Volvo Trucks North America is working with the University of Minnesota (UMN) to conduct extreme weather testing for its Class 8 VNR Electric model to analyze the impact of ambient temperature on a truck’s battery life.
UMN has teamed up with Murphy Logistics Solutions to test the trucks in Minnesota in winter temperatures and H-E-B Grocery Company (HEB) in Texas to test during periods of intense summer heat.
The project will track the results of two Volvo VNR Electric engineering trucks with a six-battery configuration rated to provide up to 275 miles of range.
Murphy and HEB will operate the battery-electric trucks on freight routes that exceed 250 miles in a day. The drivers have been trained by the Volvo Trucks electromobility team to utilize regenerative braking and other safe driving practices designed to maximize vehicle range. The VNR Electric trucks will leave the warehouse at the beginning of the day with a 100% state of charge and will ideally return near empty (~10% state of charge) at the end of their routes to take full advantage of useable energy in the battery.
In addition to the severe weather testing, UMN has developed an Intelligent Energy Management System (EMS) to help fleets understand how driving style can affect range, as well as how to take advantage of more energy-efficient routing and decrease the cost and time required for on-route battery charging. The tool uses a machine learning-based algorithm to dynamically inform drivers about available range and minimum charging requirements, taking load and ambient conditions into consideration. The EMS also enables higher efficiency and longer range through advanced eco-route planning. To date, the EMS tool has helped Murphy and HEB achieve more than a 20% increase in range, according to UMN.

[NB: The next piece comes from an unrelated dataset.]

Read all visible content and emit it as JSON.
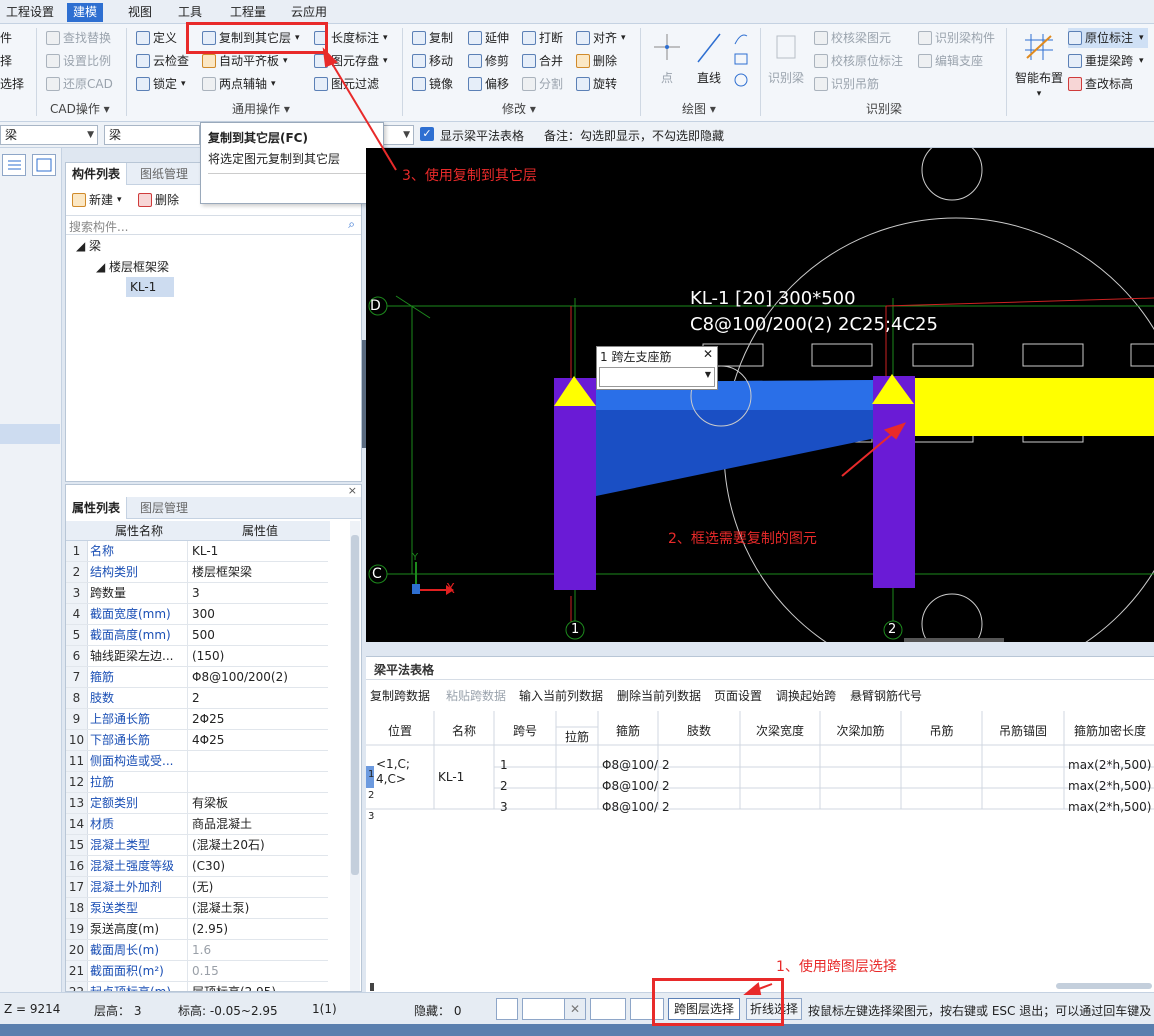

“This research project is a critical step to ensuring the efficiency and reliability of Class 8 electric trucks regardless of the environmental factors,” said Keith Brandis, VP of System Solutions and Partnerships for the Volvo Group.